Task brief → Go through the material below and count the lines with the string "available"; the number is the whole answer.

Extracted entries →
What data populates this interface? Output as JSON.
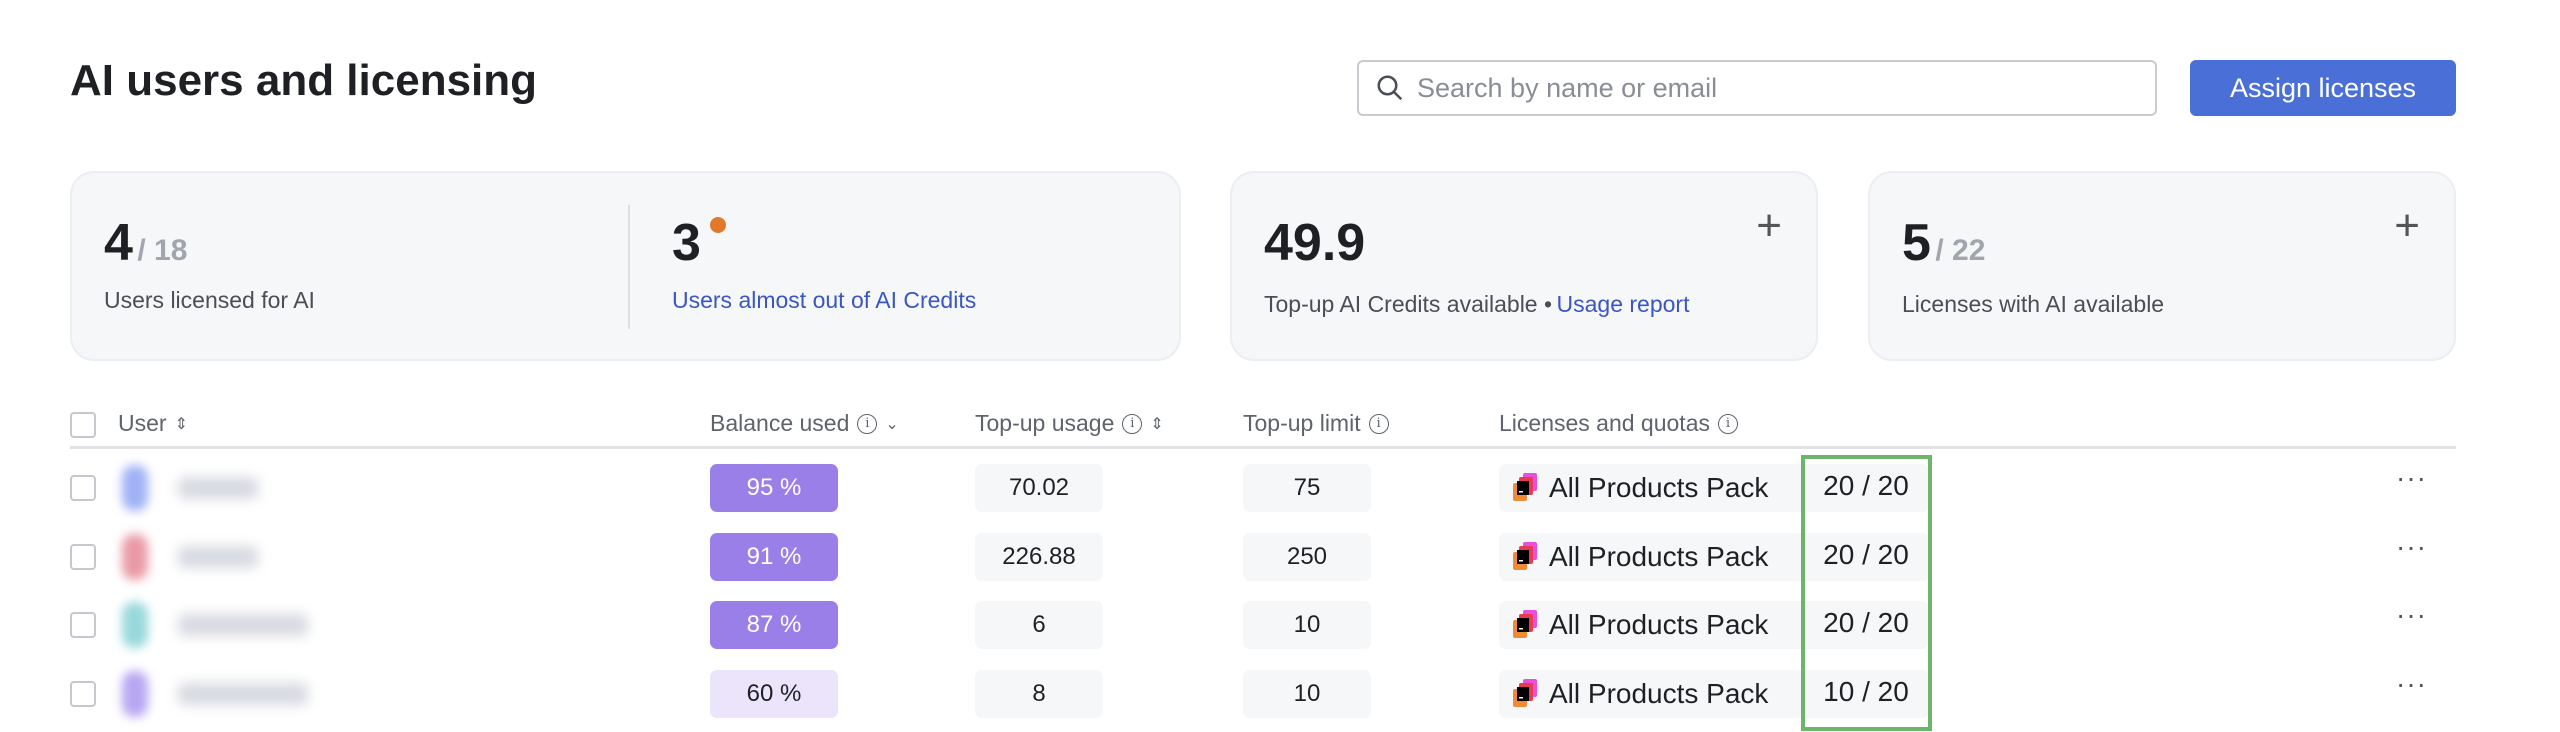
{
  "header": {
    "title": "AI users and licensing",
    "search_placeholder": "Search by name or email",
    "assign_button": "Assign licenses"
  },
  "stats": {
    "licensed": {
      "value": "4",
      "total": "/ 18",
      "label": "Users licensed for AI"
    },
    "almost_out": {
      "value": "3",
      "label": "Users almost out of AI Credits",
      "dot_color": "#e07a2a"
    },
    "topup": {
      "value": "49.9",
      "label": "Top-up AI Credits available •",
      "link": "Usage report"
    },
    "licenses": {
      "value": "5",
      "total": "/ 22",
      "label": "Licenses with AI available"
    }
  },
  "table": {
    "columns": [
      "User",
      "Balance used",
      "Top-up usage",
      "Top-up limit",
      "Licenses and quotas"
    ],
    "rows": [
      {
        "balance": "95 %",
        "topup_usage": "70.02",
        "topup_limit": "75",
        "license": "All Products Pack",
        "quota": "20 / 20",
        "avatar": "#9fb2f5",
        "high": true
      },
      {
        "balance": "91 %",
        "topup_usage": "226.88",
        "topup_limit": "250",
        "license": "All Products Pack",
        "quota": "20 / 20",
        "avatar": "#e99aa6",
        "high": true
      },
      {
        "balance": "87 %",
        "topup_usage": "6",
        "topup_limit": "10",
        "license": "All Products Pack",
        "quota": "20 / 20",
        "avatar": "#98d8dc",
        "high": true
      },
      {
        "balance": "60 %",
        "topup_usage": "8",
        "topup_limit": "10",
        "license": "All Products Pack",
        "quota": "10 / 20",
        "avatar": "#b7a6f2",
        "high": false
      }
    ]
  }
}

Solution to the problem → 2